Recorded data

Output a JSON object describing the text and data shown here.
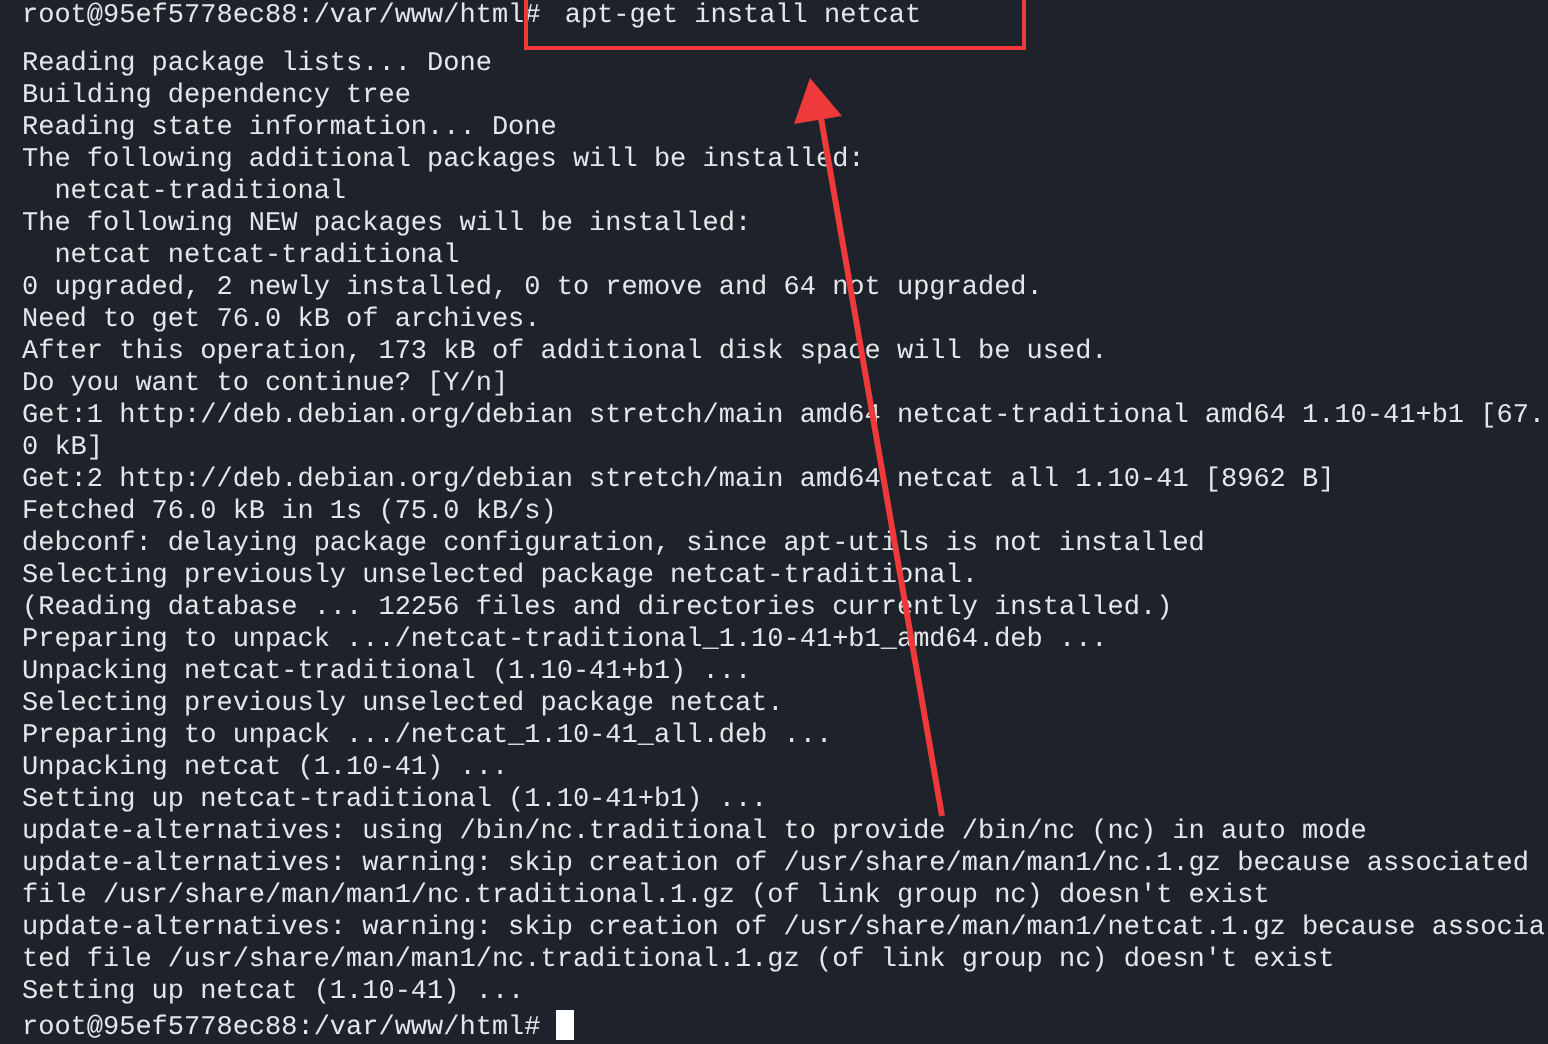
{
  "terminal": {
    "command_line": {
      "prompt": "root@95ef5778ec88:/var/www/html#",
      "command": "apt-get install netcat",
      "highlighted": true
    },
    "output_lines": [
      "Reading package lists... Done",
      "Building dependency tree",
      "Reading state information... Done",
      "The following additional packages will be installed:",
      "  netcat-traditional",
      "The following NEW packages will be installed:",
      "  netcat netcat-traditional",
      "0 upgraded, 2 newly installed, 0 to remove and 64 not upgraded.",
      "Need to get 76.0 kB of archives.",
      "After this operation, 173 kB of additional disk space will be used.",
      "Do you want to continue? [Y/n]",
      "Get:1 http://deb.debian.org/debian stretch/main amd64 netcat-traditional amd64 1.10-41+b1 [67.",
      "0 kB]",
      "Get:2 http://deb.debian.org/debian stretch/main amd64 netcat all 1.10-41 [8962 B]",
      "Fetched 76.0 kB in 1s (75.0 kB/s)",
      "debconf: delaying package configuration, since apt-utils is not installed",
      "Selecting previously unselected package netcat-traditional.",
      "(Reading database ... 12256 files and directories currently installed.)",
      "Preparing to unpack .../netcat-traditional_1.10-41+b1_amd64.deb ...",
      "Unpacking netcat-traditional (1.10-41+b1) ...",
      "Selecting previously unselected package netcat.",
      "Preparing to unpack .../netcat_1.10-41_all.deb ...",
      "Unpacking netcat (1.10-41) ...",
      "Setting up netcat-traditional (1.10-41+b1) ...",
      "update-alternatives: using /bin/nc.traditional to provide /bin/nc (nc) in auto mode",
      "update-alternatives: warning: skip creation of /usr/share/man/man1/nc.1.gz because associated",
      "file /usr/share/man/man1/nc.traditional.1.gz (of link group nc) doesn't exist",
      "update-alternatives: warning: skip creation of /usr/share/man/man1/netcat.1.gz because associa",
      "ted file /usr/share/man/man1/nc.traditional.1.gz (of link group nc) doesn't exist",
      "Setting up netcat (1.10-41) ..."
    ],
    "final_prompt": "root@95ef5778ec88:/var/www/html#",
    "cursor": true
  }
}
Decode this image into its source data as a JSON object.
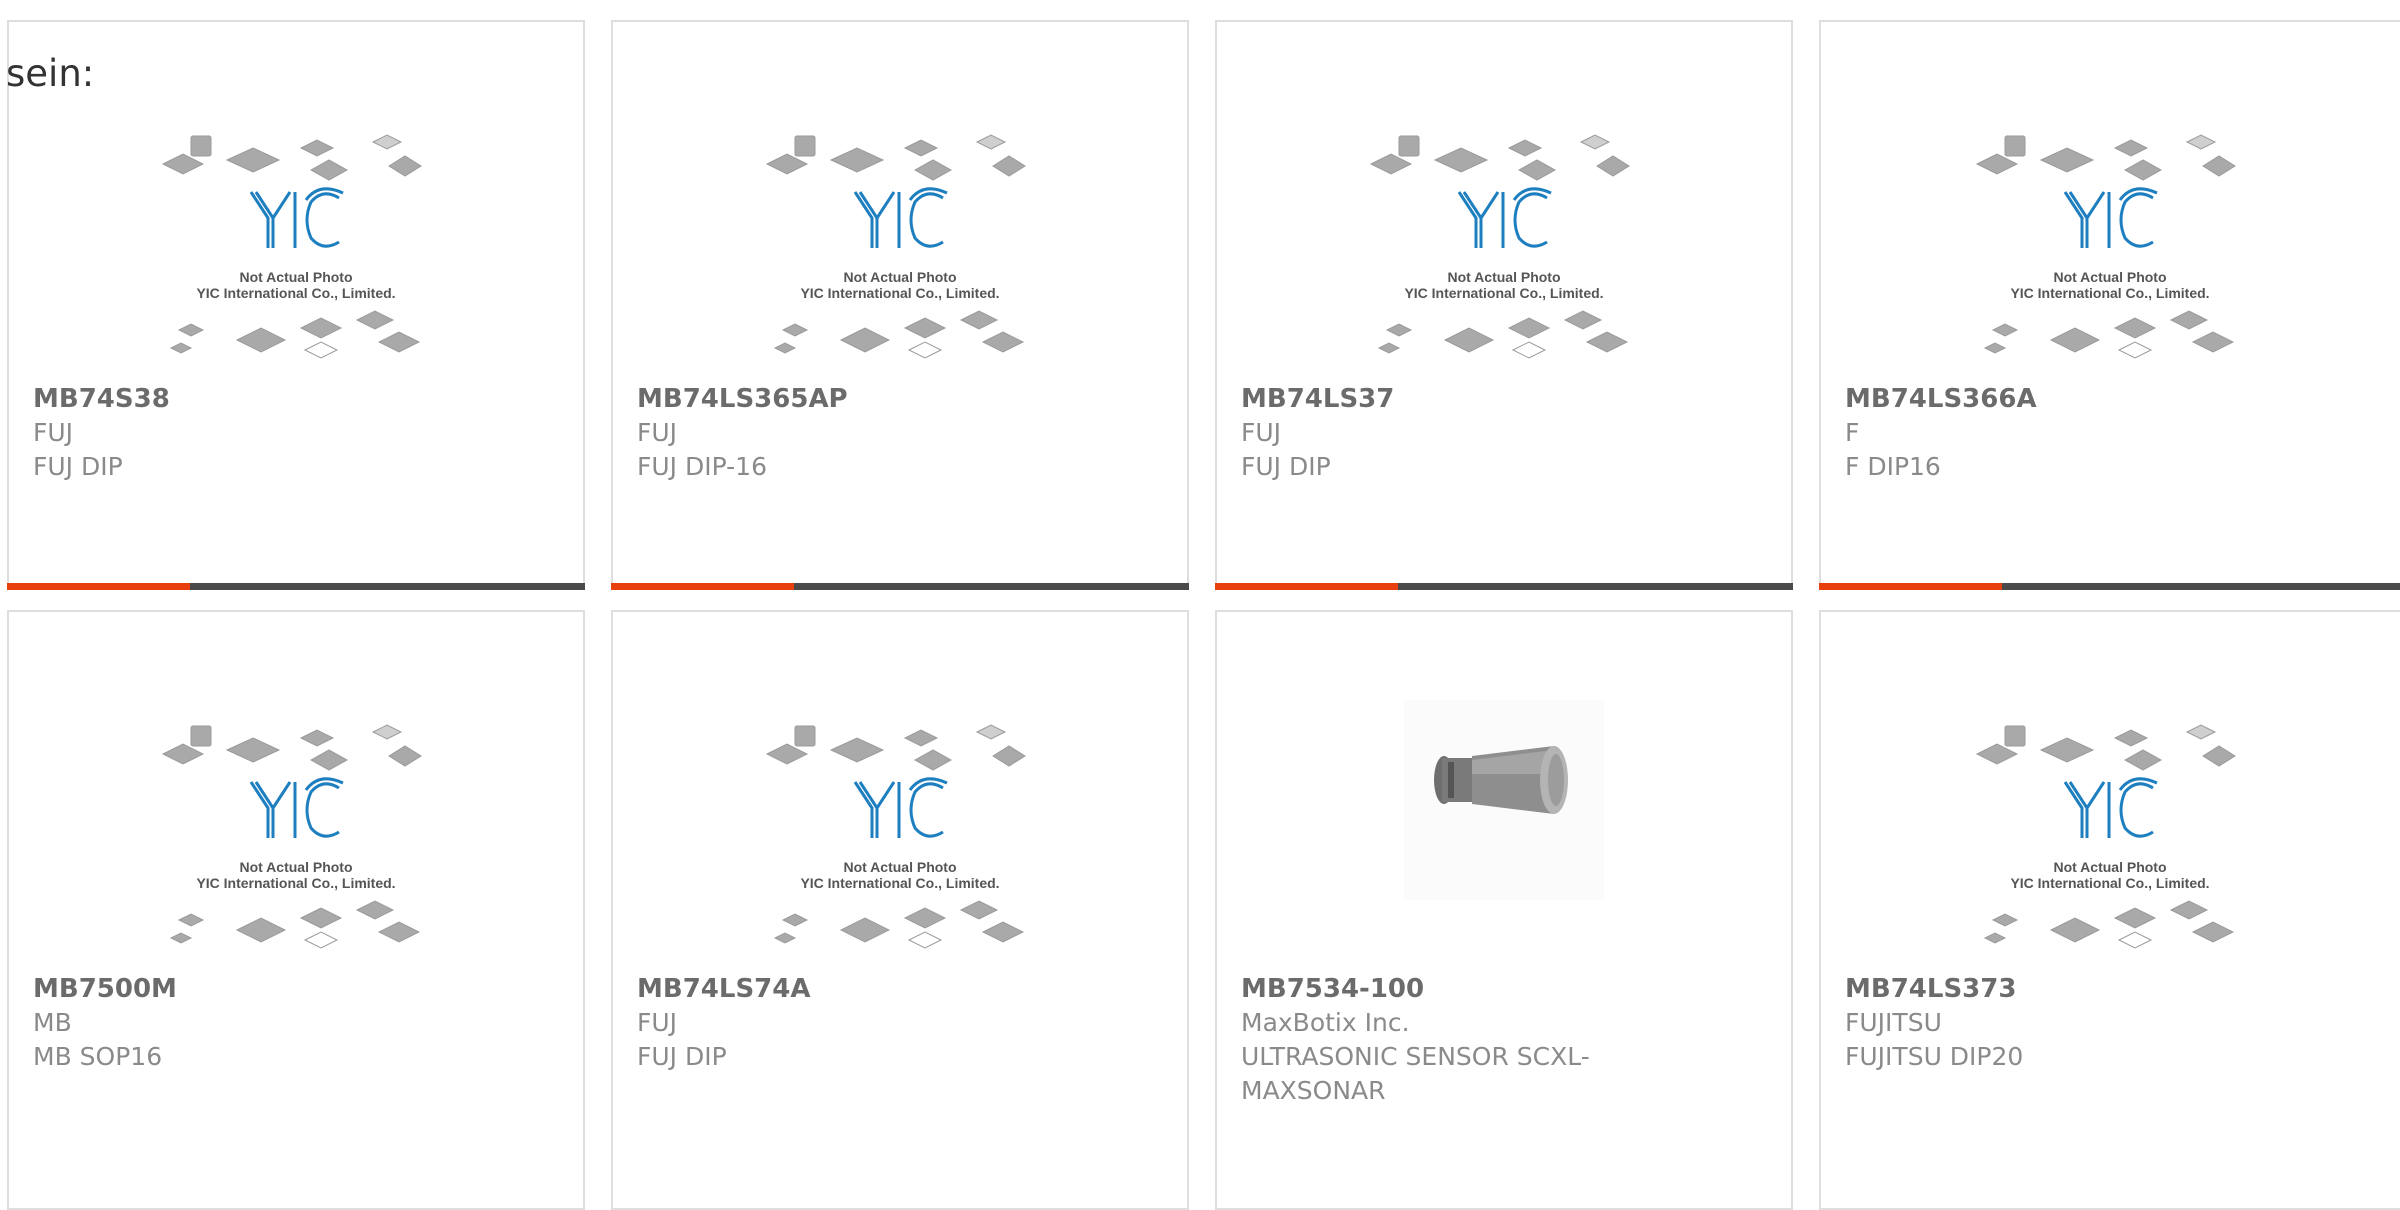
{
  "intro_text": "sein:",
  "placeholder": {
    "line1": "Not Actual Photo",
    "line2": "YIC International Co., Limited."
  },
  "products": [
    {
      "part": "MB74S38",
      "manufacturer": "FUJ",
      "description": "FUJ DIP",
      "image": "placeholder"
    },
    {
      "part": "MB74LS365AP",
      "manufacturer": "FUJ",
      "description": "FUJ DIP-16",
      "image": "placeholder"
    },
    {
      "part": "MB74LS37",
      "manufacturer": "FUJ",
      "description": "FUJ DIP",
      "image": "placeholder"
    },
    {
      "part": "MB74LS366A",
      "manufacturer": "F",
      "description": "F DIP16",
      "image": "placeholder"
    },
    {
      "part": "MB7500M",
      "manufacturer": "MB",
      "description": "MB SOP16",
      "image": "placeholder"
    },
    {
      "part": "MB74LS74A",
      "manufacturer": "FUJ",
      "description": "FUJ DIP",
      "image": "placeholder"
    },
    {
      "part": "MB7534-100",
      "manufacturer": "MaxBotix Inc.",
      "description": "ULTRASONIC SENSOR SCXL-MAXSONAR",
      "image": "ultrasonic-sensor"
    },
    {
      "part": "MB74LS373",
      "manufacturer": "FUJITSU",
      "description": "FUJITSU DIP20",
      "image": "placeholder"
    }
  ],
  "colors": {
    "accent": "#e8400c",
    "bar": "#4a4a4a",
    "logo": "#1e7fc0"
  }
}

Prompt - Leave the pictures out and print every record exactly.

Response to this task -
Output a JSON object describing the text and data shown here.
{
  "terminal": {
    "command_line": {
      "prompt": "root@95ef5778ec88:/var/www/html#",
      "command": "apt-get install netcat",
      "highlighted": true
    },
    "output_lines": [
      "Reading package lists... Done",
      "Building dependency tree",
      "Reading state information... Done",
      "The following additional packages will be installed:",
      "  netcat-traditional",
      "The following NEW packages will be installed:",
      "  netcat netcat-traditional",
      "0 upgraded, 2 newly installed, 0 to remove and 64 not upgraded.",
      "Need to get 76.0 kB of archives.",
      "After this operation, 173 kB of additional disk space will be used.",
      "Do you want to continue? [Y/n]",
      "Get:1 http://deb.debian.org/debian stretch/main amd64 netcat-traditional amd64 1.10-41+b1 [67.",
      "0 kB]",
      "Get:2 http://deb.debian.org/debian stretch/main amd64 netcat all 1.10-41 [8962 B]",
      "Fetched 76.0 kB in 1s (75.0 kB/s)",
      "debconf: delaying package configuration, since apt-utils is not installed",
      "Selecting previously unselected package netcat-traditional.",
      "(Reading database ... 12256 files and directories currently installed.)",
      "Preparing to unpack .../netcat-traditional_1.10-41+b1_amd64.deb ...",
      "Unpacking netcat-traditional (1.10-41+b1) ...",
      "Selecting previously unselected package netcat.",
      "Preparing to unpack .../netcat_1.10-41_all.deb ...",
      "Unpacking netcat (1.10-41) ...",
      "Setting up netcat-traditional (1.10-41+b1) ...",
      "update-alternatives: using /bin/nc.traditional to provide /bin/nc (nc) in auto mode",
      "update-alternatives: warning: skip creation of /usr/share/man/man1/nc.1.gz because associated",
      "file /usr/share/man/man1/nc.traditional.1.gz (of link group nc) doesn't exist",
      "update-alternatives: warning: skip creation of /usr/share/man/man1/netcat.1.gz because associa",
      "ted file /usr/share/man/man1/nc.traditional.1.gz (of link group nc) doesn't exist",
      "Setting up netcat (1.10-41) ..."
    ],
    "final_prompt": "root@95ef5778ec88:/var/www/html#",
    "cursor": true
  }
}
Decode this image into its source data as a JSON object.
{
  "intro_text": "sein:",
  "placeholder": {
    "line1": "Not Actual Photo",
    "line2": "YIC International Co., Limited."
  },
  "products": [
    {
      "part": "MB74S38",
      "manufacturer": "FUJ",
      "description": "FUJ DIP",
      "image": "placeholder"
    },
    {
      "part": "MB74LS365AP",
      "manufacturer": "FUJ",
      "description": "FUJ DIP-16",
      "image": "placeholder"
    },
    {
      "part": "MB74LS37",
      "manufacturer": "FUJ",
      "description": "FUJ DIP",
      "image": "placeholder"
    },
    {
      "part": "MB74LS366A",
      "manufacturer": "F",
      "description": "F DIP16",
      "image": "placeholder"
    },
    {
      "part": "MB7500M",
      "manufacturer": "MB",
      "description": "MB SOP16",
      "image": "placeholder"
    },
    {
      "part": "MB74LS74A",
      "manufacturer": "FUJ",
      "description": "FUJ DIP",
      "image": "placeholder"
    },
    {
      "part": "MB7534-100",
      "manufacturer": "MaxBotix Inc.",
      "description": "ULTRASONIC SENSOR SCXL-MAXSONAR",
      "image": "ultrasonic-sensor"
    },
    {
      "part": "MB74LS373",
      "manufacturer": "FUJITSU",
      "description": "FUJITSU DIP20",
      "image": "placeholder"
    }
  ],
  "colors": {
    "accent": "#e8400c",
    "bar": "#4a4a4a",
    "logo": "#1e7fc0"
  }
}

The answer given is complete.